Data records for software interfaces
··········

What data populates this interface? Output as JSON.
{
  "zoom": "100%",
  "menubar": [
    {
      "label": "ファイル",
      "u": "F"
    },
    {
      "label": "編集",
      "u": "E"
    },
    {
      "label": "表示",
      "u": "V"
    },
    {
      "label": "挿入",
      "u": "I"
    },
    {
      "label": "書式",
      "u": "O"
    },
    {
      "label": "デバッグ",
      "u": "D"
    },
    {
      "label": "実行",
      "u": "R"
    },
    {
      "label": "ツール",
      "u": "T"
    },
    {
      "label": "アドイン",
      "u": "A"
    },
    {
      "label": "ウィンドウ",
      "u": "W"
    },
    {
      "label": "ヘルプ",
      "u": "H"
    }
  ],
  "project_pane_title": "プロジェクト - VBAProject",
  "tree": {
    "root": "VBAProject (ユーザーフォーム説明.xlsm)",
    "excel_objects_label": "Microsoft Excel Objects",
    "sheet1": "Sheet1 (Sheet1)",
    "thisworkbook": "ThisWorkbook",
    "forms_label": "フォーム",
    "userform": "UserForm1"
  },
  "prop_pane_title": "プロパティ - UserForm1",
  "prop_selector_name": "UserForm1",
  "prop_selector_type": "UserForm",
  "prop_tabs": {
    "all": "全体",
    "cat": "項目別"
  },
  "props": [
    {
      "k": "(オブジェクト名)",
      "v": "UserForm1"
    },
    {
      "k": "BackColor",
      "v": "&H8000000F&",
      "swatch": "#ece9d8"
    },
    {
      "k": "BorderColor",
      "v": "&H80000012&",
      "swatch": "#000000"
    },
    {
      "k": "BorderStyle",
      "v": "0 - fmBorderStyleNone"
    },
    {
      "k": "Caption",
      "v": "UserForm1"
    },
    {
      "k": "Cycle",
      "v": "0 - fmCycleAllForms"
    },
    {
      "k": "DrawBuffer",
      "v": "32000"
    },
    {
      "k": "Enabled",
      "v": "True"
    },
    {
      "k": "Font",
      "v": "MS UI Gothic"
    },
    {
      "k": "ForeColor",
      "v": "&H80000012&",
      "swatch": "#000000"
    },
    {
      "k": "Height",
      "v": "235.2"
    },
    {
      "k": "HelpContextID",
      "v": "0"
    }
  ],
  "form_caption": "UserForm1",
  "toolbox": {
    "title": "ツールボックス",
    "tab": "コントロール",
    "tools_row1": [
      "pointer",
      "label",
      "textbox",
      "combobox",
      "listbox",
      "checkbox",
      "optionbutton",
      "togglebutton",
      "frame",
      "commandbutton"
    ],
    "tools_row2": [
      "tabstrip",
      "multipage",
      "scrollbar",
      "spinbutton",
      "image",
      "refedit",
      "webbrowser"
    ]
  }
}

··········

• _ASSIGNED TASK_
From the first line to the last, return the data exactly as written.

• _SOLUTION FOR THIS PROBLEM_
What data populates this interface? Output as JSON.
{
  "zoom": "100%",
  "menubar": [
    {
      "label": "ファイル",
      "u": "F"
    },
    {
      "label": "編集",
      "u": "E"
    },
    {
      "label": "表示",
      "u": "V"
    },
    {
      "label": "挿入",
      "u": "I"
    },
    {
      "label": "書式",
      "u": "O"
    },
    {
      "label": "デバッグ",
      "u": "D"
    },
    {
      "label": "実行",
      "u": "R"
    },
    {
      "label": "ツール",
      "u": "T"
    },
    {
      "label": "アドイン",
      "u": "A"
    },
    {
      "label": "ウィンドウ",
      "u": "W"
    },
    {
      "label": "ヘルプ",
      "u": "H"
    }
  ],
  "project_pane_title": "プロジェクト - VBAProject",
  "tree": {
    "root": "VBAProject (ユーザーフォーム説明.xlsm)",
    "excel_objects_label": "Microsoft Excel Objects",
    "sheet1": "Sheet1 (Sheet1)",
    "thisworkbook": "ThisWorkbook",
    "forms_label": "フォーム",
    "userform": "UserForm1"
  },
  "prop_pane_title": "プロパティ - UserForm1",
  "prop_selector_name": "UserForm1",
  "prop_selector_type": "UserForm",
  "prop_tabs": {
    "all": "全体",
    "cat": "項目別"
  },
  "props": [
    {
      "k": "(オブジェクト名)",
      "v": "UserForm1"
    },
    {
      "k": "BackColor",
      "v": "&H8000000F&",
      "swatch": "#ece9d8"
    },
    {
      "k": "BorderColor",
      "v": "&H80000012&",
      "swatch": "#000000"
    },
    {
      "k": "BorderStyle",
      "v": "0 - fmBorderStyleNone"
    },
    {
      "k": "Caption",
      "v": "UserForm1"
    },
    {
      "k": "Cycle",
      "v": "0 - fmCycleAllForms"
    },
    {
      "k": "DrawBuffer",
      "v": "32000"
    },
    {
      "k": "Enabled",
      "v": "True"
    },
    {
      "k": "Font",
      "v": "MS UI Gothic"
    },
    {
      "k": "ForeColor",
      "v": "&H80000012&",
      "swatch": "#000000"
    },
    {
      "k": "Height",
      "v": "235.2"
    },
    {
      "k": "HelpContextID",
      "v": "0"
    }
  ],
  "form_caption": "UserForm1",
  "toolbox": {
    "title": "ツールボックス",
    "tab": "コントロール",
    "tools_row1": [
      "pointer",
      "label",
      "textbox",
      "combobox",
      "listbox",
      "checkbox",
      "optionbutton",
      "togglebutton",
      "frame",
      "commandbutton"
    ],
    "tools_row2": [
      "tabstrip",
      "multipage",
      "scrollbar",
      "spinbutton",
      "image",
      "refedit",
      "webbrowser"
    ]
  }
}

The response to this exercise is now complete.